### Instructions to follow
No pictures belong in the copy. Reproduce exactly the lines beginning at the line containing "What data populates" and continuing to the end of the entries below.

Page and application data records:
>>>>>

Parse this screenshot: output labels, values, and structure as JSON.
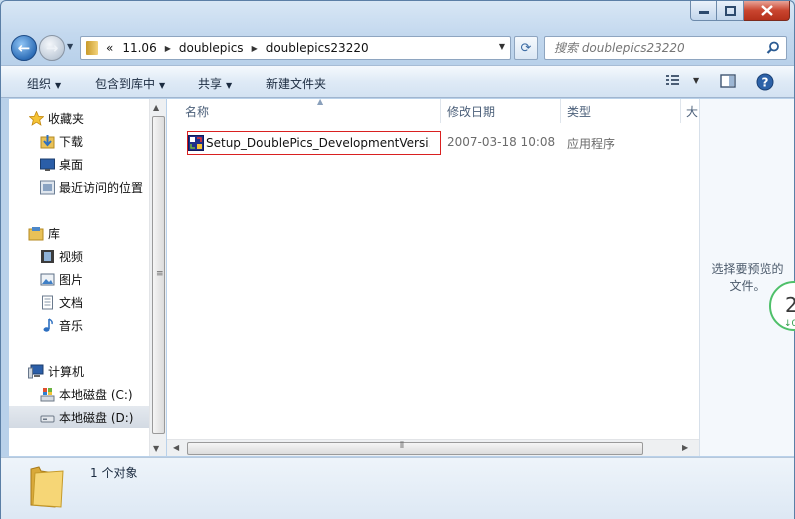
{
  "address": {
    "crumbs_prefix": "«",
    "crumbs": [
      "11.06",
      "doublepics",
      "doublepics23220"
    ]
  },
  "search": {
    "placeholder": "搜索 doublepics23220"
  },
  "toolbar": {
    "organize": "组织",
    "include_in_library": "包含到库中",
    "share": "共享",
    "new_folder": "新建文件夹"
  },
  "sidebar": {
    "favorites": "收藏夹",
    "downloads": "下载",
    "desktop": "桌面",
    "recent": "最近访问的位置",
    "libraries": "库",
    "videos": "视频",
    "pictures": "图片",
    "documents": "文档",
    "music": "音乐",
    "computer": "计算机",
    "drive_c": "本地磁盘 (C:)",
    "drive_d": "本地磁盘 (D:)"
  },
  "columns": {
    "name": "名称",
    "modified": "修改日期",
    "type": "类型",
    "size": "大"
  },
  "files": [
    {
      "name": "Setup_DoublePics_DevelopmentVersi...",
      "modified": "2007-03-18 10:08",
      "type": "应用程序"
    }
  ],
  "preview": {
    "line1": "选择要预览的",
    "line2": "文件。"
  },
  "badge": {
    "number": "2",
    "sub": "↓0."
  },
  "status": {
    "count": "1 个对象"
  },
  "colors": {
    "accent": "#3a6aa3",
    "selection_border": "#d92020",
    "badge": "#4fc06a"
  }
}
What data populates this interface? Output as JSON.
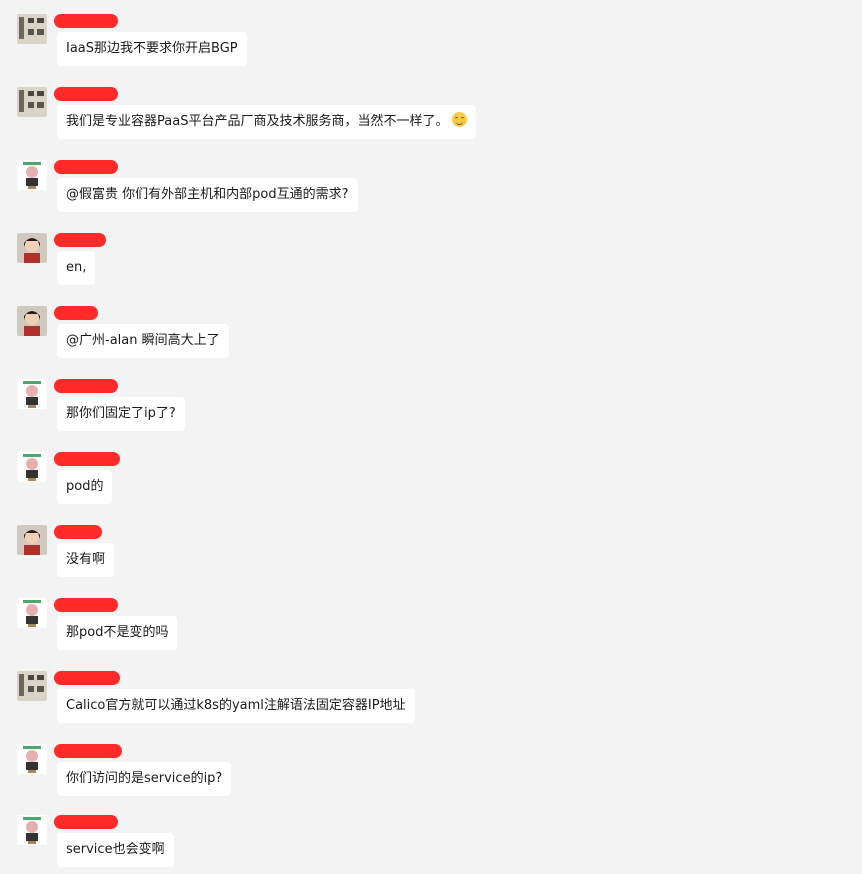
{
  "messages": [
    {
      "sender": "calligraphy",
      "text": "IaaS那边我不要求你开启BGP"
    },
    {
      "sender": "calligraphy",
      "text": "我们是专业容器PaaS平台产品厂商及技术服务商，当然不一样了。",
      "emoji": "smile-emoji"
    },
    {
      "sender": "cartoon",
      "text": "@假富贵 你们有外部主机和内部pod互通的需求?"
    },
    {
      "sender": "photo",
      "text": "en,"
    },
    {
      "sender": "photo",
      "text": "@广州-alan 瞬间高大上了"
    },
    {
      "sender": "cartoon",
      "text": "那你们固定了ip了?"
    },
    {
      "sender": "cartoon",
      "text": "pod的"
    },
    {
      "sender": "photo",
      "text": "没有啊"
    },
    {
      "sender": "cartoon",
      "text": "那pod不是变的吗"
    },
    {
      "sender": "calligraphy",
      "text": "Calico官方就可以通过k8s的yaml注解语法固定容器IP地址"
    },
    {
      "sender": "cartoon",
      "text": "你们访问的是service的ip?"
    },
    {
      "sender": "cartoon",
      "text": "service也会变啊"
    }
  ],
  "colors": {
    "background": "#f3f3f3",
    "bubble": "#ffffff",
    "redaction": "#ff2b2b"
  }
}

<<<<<

### Answer box
What data populates this interface? Output as JSON.
{
  "messages": [
    {
      "sender": "calligraphy",
      "text": "IaaS那边我不要求你开启BGP"
    },
    {
      "sender": "calligraphy",
      "text": "我们是专业容器PaaS平台产品厂商及技术服务商，当然不一样了。",
      "emoji": "smile-emoji"
    },
    {
      "sender": "cartoon",
      "text": "@假富贵 你们有外部主机和内部pod互通的需求?"
    },
    {
      "sender": "photo",
      "text": "en,"
    },
    {
      "sender": "photo",
      "text": "@广州-alan 瞬间高大上了"
    },
    {
      "sender": "cartoon",
      "text": "那你们固定了ip了?"
    },
    {
      "sender": "cartoon",
      "text": "pod的"
    },
    {
      "sender": "photo",
      "text": "没有啊"
    },
    {
      "sender": "cartoon",
      "text": "那pod不是变的吗"
    },
    {
      "sender": "calligraphy",
      "text": "Calico官方就可以通过k8s的yaml注解语法固定容器IP地址"
    },
    {
      "sender": "cartoon",
      "text": "你们访问的是service的ip?"
    },
    {
      "sender": "cartoon",
      "text": "service也会变啊"
    }
  ],
  "colors": {
    "background": "#f3f3f3",
    "bubble": "#ffffff",
    "redaction": "#ff2b2b"
  }
}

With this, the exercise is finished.